TALLAHASSEE, Fla. (June 10, 2013) – On Wednesday, May 15, over 60
friends of Wakulla, including leadership from Tallahassee Community College and
the Wakulla Environmental Institute (WEI), gathered at Spring Creek Restaurant
for an open house to showcase the restaurant’s groundbreaking efforts to
cultivate locally-farmed oysters.
Leo Lovel, owner and proprietor of Spring Creek, has been
exploring the aquaculture practice of farming oysters in the nearby brackish
waters of Wakulla County. He cultivated oysters for nine months to prepare for
the open house event and offered them for free to all the guests for tasting.
He said that the general consensus was that they were the best tasting oysters
most had ever had. Lovel will begin to offer these delicious treats to Spring
Creek’s patrons in lieu of wild-caught oysters, the populations of which have
suffered greatly in recent months.
Wakulla County’s coastal region is uniquely suited for such a
venture. Oyster farming is prevalent internationally, but many believe that
Wakulla could become the epicenter of production for this growing industry due
to the nutrient-rich waters and warm climate. Lovel claims to have seen a much
more rapid growth rate with his oysters compared to other producers.
For this reason, TCC’s Wakulla Environmental Institute has
developed a working partnership with Spring Creek that would allow them to
utilize a portion of WEI’s forthcoming state-leased underwater land to research
and develop farmed oysters. Bob Ballard, director of the Wakulla Environmental
Institute, has been instrumental in establishing this partnership.
“This is the best place in the world to grow oysters due to the
nutrients here,” explained Ballard. “Oysters are also some of the most
environmentally-friendly food with two times the daily requirement of B12 and
Zinc and a shell of pure carbon that actually takes CO2 from the atmosphere and
Ballard was confident of the impact for the region if this
industry is allowed to flourish, and plans are already in the works for a
future aquaculture degree which would include an oyster farming certificate.
“I think this has the potential to revitalize the local oyster
industry,” said Ballard. “Farmed oysters help fertilize wild oysters, they
encourage sport fish and they are tremendous cleaners of the environment. Just
a small parcel of land can house thousands of cages which can produce hundreds
of thousands of oysters.”

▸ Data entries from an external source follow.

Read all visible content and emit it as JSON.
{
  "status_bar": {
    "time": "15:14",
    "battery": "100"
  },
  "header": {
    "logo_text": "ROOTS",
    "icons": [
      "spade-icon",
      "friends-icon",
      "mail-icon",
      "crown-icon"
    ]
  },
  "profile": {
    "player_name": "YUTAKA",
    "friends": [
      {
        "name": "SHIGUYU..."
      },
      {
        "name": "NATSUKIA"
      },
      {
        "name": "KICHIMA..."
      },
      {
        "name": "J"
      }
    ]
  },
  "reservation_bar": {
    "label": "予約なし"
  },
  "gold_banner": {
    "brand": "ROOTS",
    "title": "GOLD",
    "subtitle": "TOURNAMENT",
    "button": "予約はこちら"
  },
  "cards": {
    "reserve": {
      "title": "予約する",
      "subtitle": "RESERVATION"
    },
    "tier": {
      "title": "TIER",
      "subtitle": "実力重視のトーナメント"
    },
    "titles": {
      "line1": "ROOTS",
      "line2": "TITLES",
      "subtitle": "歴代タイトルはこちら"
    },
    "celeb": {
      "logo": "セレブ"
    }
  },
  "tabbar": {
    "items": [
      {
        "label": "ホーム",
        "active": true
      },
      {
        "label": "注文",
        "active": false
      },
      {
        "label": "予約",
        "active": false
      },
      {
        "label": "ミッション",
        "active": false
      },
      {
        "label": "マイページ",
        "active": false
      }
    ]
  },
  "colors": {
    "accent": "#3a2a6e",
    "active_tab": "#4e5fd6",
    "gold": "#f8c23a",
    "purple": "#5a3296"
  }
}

Aside from educating a workforce who can meet the current and
future environmental demands of the region, part of WEI’s core mission is to
seek out and support any efforts to foster growth in industries like tourism,
fishing and agriculture of Wakulla and the surrounding coastal counties. The
open house at Spring Creek was WEI’s first public showing of support for this
venture, but WEI sees the partnership with Spring Creek as an opportunity to
explore mutually beneficial relationships with local entrepreneurs and
businesses in the interest of encouraging applied research in academics as well
as private-sector economic growth.